One of the things that I kept hearing about the Catacombs from different people was that if you wanted to avoid waiting 2+ hours to enter it, either arrive super early in the morning when it first opens or late at night when it’s about to close. Now, I went in December so it was pretty cold in Paris that day so I thought “no one is going to wait outside (yes, you wait outside) for that long just to see the Catacombs.” Boy was I wrong. I arrived at the Catacombs of Paris around 4:30pm and didn’t actually get to enter the catacombs until 7pm. Yup, I waited 2 1/2 hours outside during the winter time (although, in my opinion it wasn’t that cold in Paris during December) but it was worth it, in my opinion. Although, once it hit around 6pm and it started to get dark out and a little bit colder, I did contemplate getting out of line and leaving but since I had already waited over an hour, I decided to just stick it out. My mom and I kept joking that we waited in line longer for the Catacombs then we did any Disney ride.Catacombs of ParisCatacombs of Paris
When you first enter, you have to take a (long and narrow) stairwell and a (long and dark) hallway down until you actually reach the Catacombs. Depending on how fast the people in front or behind you are walking, there are several moments were you are in the catacombs completely alone (which was spooky and definitely added a “creepy” factor).Catacombs of ParisIn one of the hallways leading to the Catacombs, there were tons of stickers and graffiti (which is so disrespectful in my opinion) all over the walls.Catacombs of ParisCatacombs of ParisCatacombs of ParisCatacombs of ParisCatacombs of ParisCatacombs of ParisCatacombs of Paris
The Catacombs of Paris are underground ossuaries in Paris, which hold the remains of more than six million people in a small part of the ancient Mines of Paris tunnel network. I had seen so many pictures of the Catacombs before and had even learned about it briefly in school but seeing it in person was so surreal. Being surrounded by millions of skulls and bones of actual real life people was such an out of body experience. You’re allowed to touch certain things in the Catacombs so people were grabbing the skulls (they don’t really move if you touch them, they just wobble in place a little) to better examine them.Catacombs of ParisCatacombs of Paris
When I first saw this skull, Harry Potter immediately popped into my head (since that marking looks sort of like his scar) but I didn’t say anything out loud because I thought it would be weird/disrespectful since this was once an actual living human and I didn’t know the history behind it. But then this little boy, who had to have been six years old, turned to his mom, who was at the other end of the hallway, and basically shouted “He was a wizard mom!”Catacombs of ParisCatacombs of ParisCatacombs of ParisCatacombs of Paris
While walking throughout the Catacombs, I noticed that some of the bones were starting to rot since they were covered in green mold/a green substance.Catacombs of ParisCatacombs of ParisCatacombs of Paris
There are rumors that a demon of some kind lives in the Catacombs and several people have “caught footage of it” or some people say that the Catacombs is haunted but I honestly didn’t get that vibe from it at all.
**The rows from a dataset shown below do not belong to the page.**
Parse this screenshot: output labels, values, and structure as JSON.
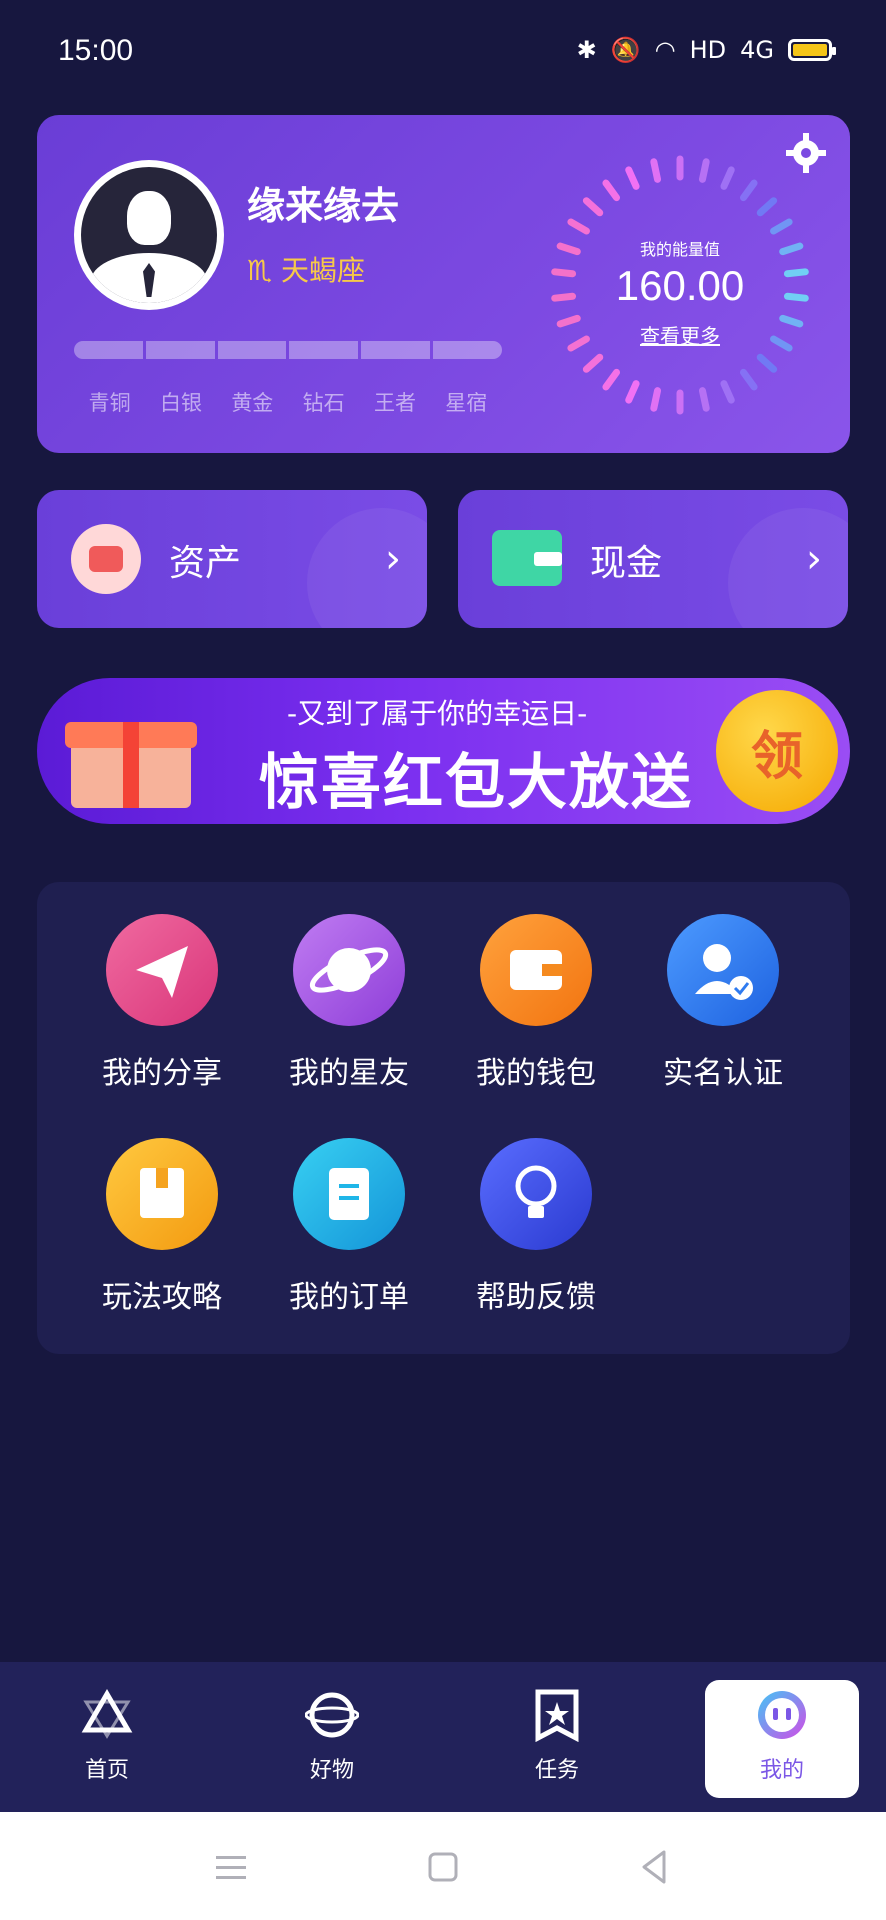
{
  "status": {
    "time": "15:00",
    "network": "HD",
    "signal": "4G"
  },
  "profile": {
    "username": "缘来缘去",
    "zodiac": "♏ 天蝎座",
    "levels": [
      "青铜",
      "白银",
      "黄金",
      "钻石",
      "王者",
      "星宿"
    ],
    "energy_label": "我的能量值",
    "energy_value": "160.00",
    "energy_more": "查看更多"
  },
  "cards": {
    "assets_label": "资产",
    "cash_label": "现金"
  },
  "banner": {
    "subtitle": "-又到了属于你的幸运日-",
    "title": "惊喜红包大放送",
    "claim_label": "领"
  },
  "menu": [
    {
      "label": "我的分享",
      "icon": "paper-plane-icon",
      "color": "#e94a8a"
    },
    {
      "label": "我的星友",
      "icon": "planet-icon",
      "color": "#a456e8"
    },
    {
      "label": "我的钱包",
      "icon": "wallet-icon",
      "color": "#f58a1f"
    },
    {
      "label": "实名认证",
      "icon": "verified-user-icon",
      "color": "#2f7bf0"
    },
    {
      "label": "玩法攻略",
      "icon": "guide-book-icon",
      "color": "#f5a31f"
    },
    {
      "label": "我的订单",
      "icon": "clipboard-icon",
      "color": "#1fb6e8"
    },
    {
      "label": "帮助反馈",
      "icon": "lightbulb-icon",
      "color": "#3a56e6"
    }
  ],
  "tabs": [
    {
      "label": "首页",
      "icon": "triangle-star-icon"
    },
    {
      "label": "好物",
      "icon": "planet-ring-icon"
    },
    {
      "label": "任务",
      "icon": "bookmark-star-icon"
    },
    {
      "label": "我的",
      "icon": "face-icon",
      "active": true
    }
  ],
  "colors": {
    "background": "#17173f",
    "accent": "#7b57e6",
    "zodiac": "#f7c948"
  }
}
It was actually quite peaceful down in the Catacombs. Catacombs of Paris
It takes about 45 minutes to an hour to walk/explore the entire Catacombs but depending on how fast or slow you’re walking or if you decide to stop and read the different information scattered throughout the Catacombs (which I did), it may take you longer to get through it all. I spend about an hour and a half in the Catacombs and I feel like I was about to digest everything in that amount of time. When you exit the Catacombs, be mindful that it is not the same location as where you entered. In fact, it’s several streets down the road and it’s in a back alley so it was a little confusing trying to find our way back to the train (thank goodness for the google maps app!). 

I’d definitely recommend checking out the Catacombs of Paris if you’re in the area but if you don’t want to wait 2+ hours in line, definitely try to arrive first thing in the morning! I agree 100% with the people that say the Catacombs is “something you have to experience in person.”